_WHAT YOU SHOULD DO_
Could you please retype the records exactly, minus their pictures?

---------- INFORMATION GIVEN ----------

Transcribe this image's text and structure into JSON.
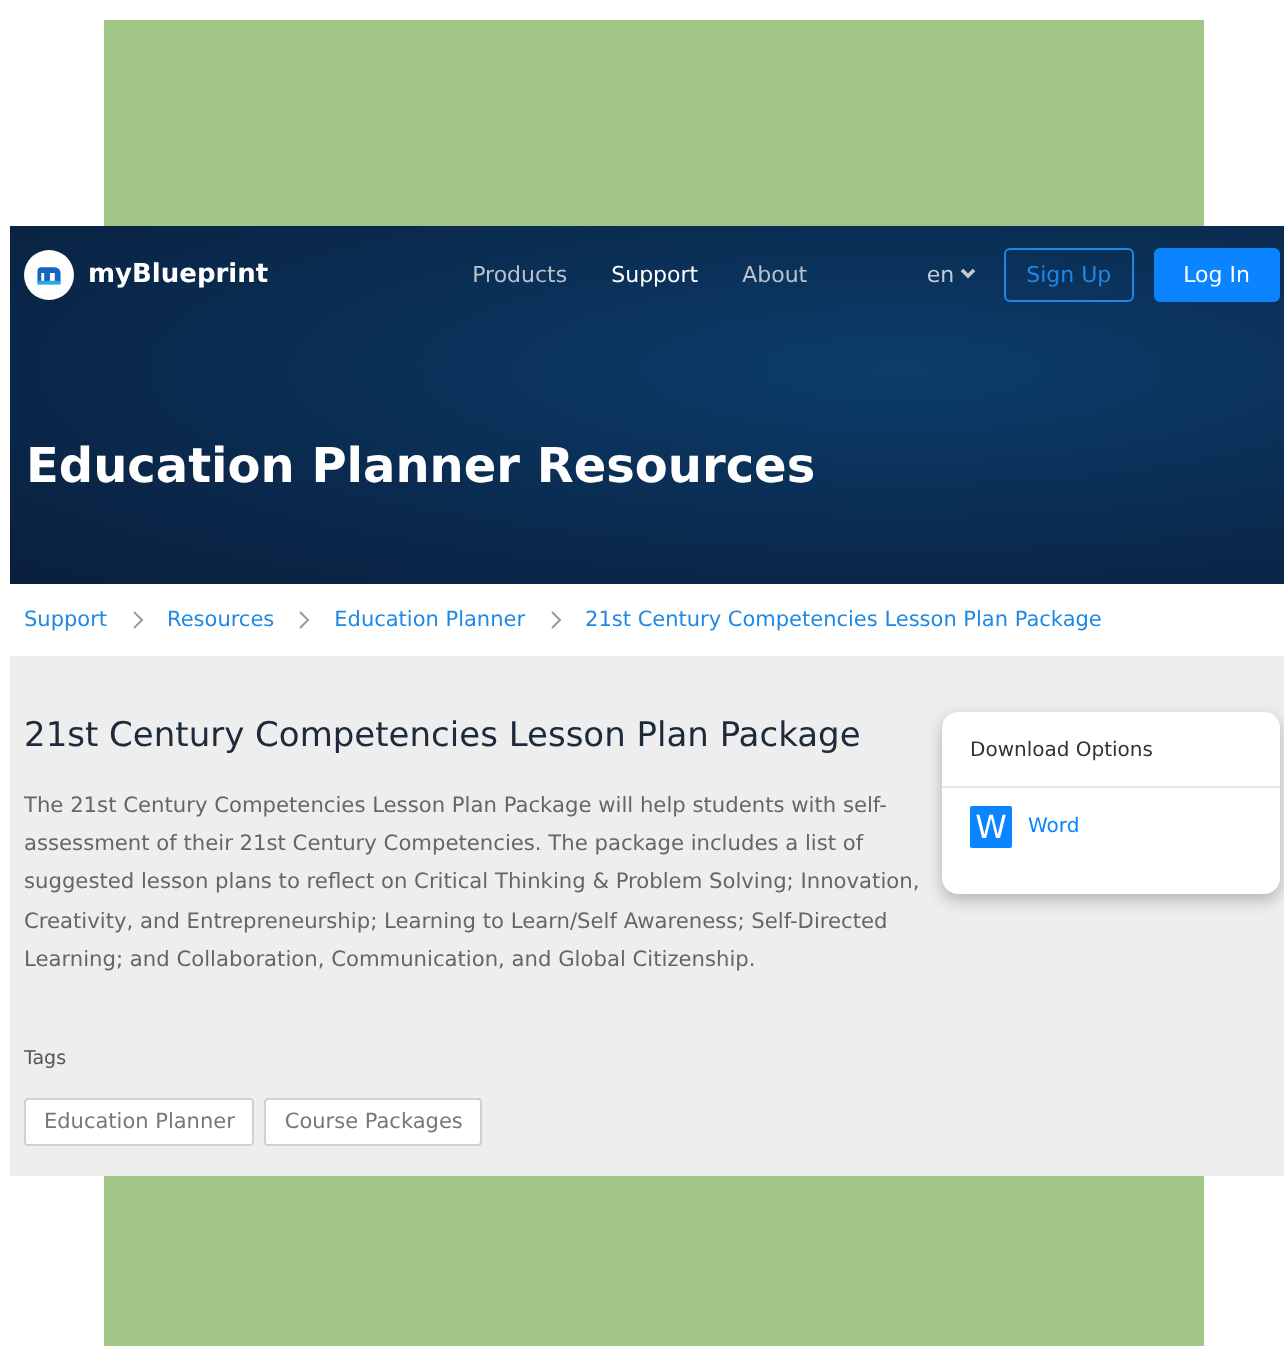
{
  "header": {
    "brand": "myBlueprint",
    "nav": [
      {
        "label": "Products",
        "selected": false
      },
      {
        "label": "Support",
        "selected": true
      },
      {
        "label": "About",
        "selected": false
      }
    ],
    "language": "en",
    "sign_up": "Sign Up",
    "log_in": "Log In",
    "hero_title": "Education Planner Resources"
  },
  "breadcrumb": [
    "Support",
    "Resources",
    "Education Planner",
    "21st Century Competencies Lesson Plan Package"
  ],
  "resource": {
    "title": "21st Century Competencies Lesson Plan Package",
    "description": "The 21st Century Competencies Lesson Plan Package will help students with self-assessment of their 21st Century Competencies. The package includes a list of suggested lesson plans to reflect on Critical Thinking & Problem Solving; Innovation, Creativity, and Entrepreneurship; Learning to Learn/Self Awareness; Self-Directed Learning; and Collaboration, Communication, and Global Citizenship.",
    "tags_label": "Tags",
    "tags": [
      "Education Planner",
      "Course Packages"
    ]
  },
  "download": {
    "title": "Download Options",
    "options": [
      {
        "icon_letter": "W",
        "label": "Word"
      }
    ]
  }
}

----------

_RESPONSE BELOW_
Transcribe this image's text and structure into JSON.
{
  "header": {
    "brand": "myBlueprint",
    "nav": [
      {
        "label": "Products",
        "selected": false
      },
      {
        "label": "Support",
        "selected": true
      },
      {
        "label": "About",
        "selected": false
      }
    ],
    "language": "en",
    "sign_up": "Sign Up",
    "log_in": "Log In",
    "hero_title": "Education Planner Resources"
  },
  "breadcrumb": [
    "Support",
    "Resources",
    "Education Planner",
    "21st Century Competencies Lesson Plan Package"
  ],
  "resource": {
    "title": "21st Century Competencies Lesson Plan Package",
    "description": "The 21st Century Competencies Lesson Plan Package will help students with self-assessment of their 21st Century Competencies. The package includes a list of suggested lesson plans to reflect on Critical Thinking & Problem Solving; Innovation, Creativity, and Entrepreneurship; Learning to Learn/Self Awareness; Self-Directed Learning; and Collaboration, Communication, and Global Citizenship.",
    "tags_label": "Tags",
    "tags": [
      "Education Planner",
      "Course Packages"
    ]
  },
  "download": {
    "title": "Download Options",
    "options": [
      {
        "icon_letter": "W",
        "label": "Word"
      }
    ]
  }
}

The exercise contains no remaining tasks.